*** Block opens ***

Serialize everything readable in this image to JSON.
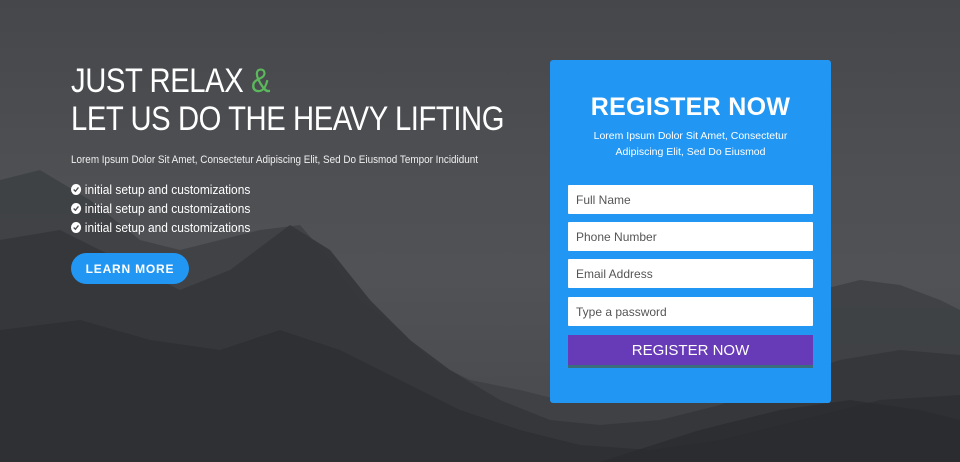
{
  "hero": {
    "headline_line1": "JUST RELAX",
    "headline_amp": "&",
    "headline_line2": "LET US DO THE HEAVY LIFTING",
    "subtitle": "Lorem Ipsum Dolor Sit Amet, Consectetur Adipiscing Elit, Sed Do Eiusmod Tempor Incididunt",
    "features": [
      {
        "icon": "check-circle-icon",
        "label": "initial setup and customizations"
      },
      {
        "icon": "check-circle-icon",
        "label": "initial setup and customizations"
      },
      {
        "icon": "check-circle-icon",
        "label": "initial setup and customizations"
      }
    ],
    "learn_more_label": "LEARN MORE"
  },
  "register": {
    "title": "REGISTER NOW",
    "subtitle": "Lorem Ipsum Dolor Sit Amet, Consectetur Adipiscing Elit, Sed Do Eiusmod",
    "fields": {
      "full_name": {
        "placeholder": "Full Name",
        "value": ""
      },
      "phone": {
        "placeholder": "Phone Number",
        "value": ""
      },
      "email": {
        "placeholder": "Email Address",
        "value": ""
      },
      "password": {
        "placeholder": "Type a password",
        "value": ""
      }
    },
    "submit_label": "REGISTER NOW"
  },
  "colors": {
    "accent": "#2196f3",
    "amp_green": "#5cb85c",
    "submit_purple": "#673ab7",
    "background_dark": "#4a4c50"
  }
}
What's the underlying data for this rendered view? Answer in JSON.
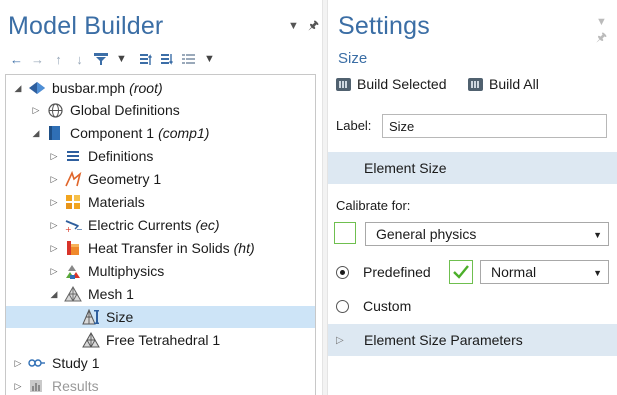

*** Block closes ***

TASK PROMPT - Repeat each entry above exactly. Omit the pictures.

COMPLETED EXERCISE -
Serialize everything readable in this image to JSON.
{
  "hero": {
    "headline_line1": "JUST RELAX",
    "headline_amp": "&",
    "headline_line2": "LET US DO THE HEAVY LIFTING",
    "subtitle": "Lorem Ipsum Dolor Sit Amet, Consectetur Adipiscing Elit, Sed Do Eiusmod Tempor Incididunt",
    "features": [
      {
        "icon": "check-circle-icon",
        "label": "initial setup and customizations"
      },
      {
        "icon": "check-circle-icon",
        "label": "initial setup and customizations"
      },
      {
        "icon": "check-circle-icon",
        "label": "initial setup and customizations"
      }
    ],
    "learn_more_label": "LEARN MORE"
  },
  "register": {
    "title": "REGISTER NOW",
    "subtitle": "Lorem Ipsum Dolor Sit Amet, Consectetur Adipiscing Elit, Sed Do Eiusmod",
    "fields": {
      "full_name": {
        "placeholder": "Full Name",
        "value": ""
      },
      "phone": {
        "placeholder": "Phone Number",
        "value": ""
      },
      "email": {
        "placeholder": "Email Address",
        "value": ""
      },
      "password": {
        "placeholder": "Type a password",
        "value": ""
      }
    },
    "submit_label": "REGISTER NOW"
  },
  "colors": {
    "accent": "#2196f3",
    "amp_green": "#5cb85c",
    "submit_purple": "#673ab7",
    "background_dark": "#4a4c50"
  }
}
What's the underlying data for this rendered view? Answer in JSON.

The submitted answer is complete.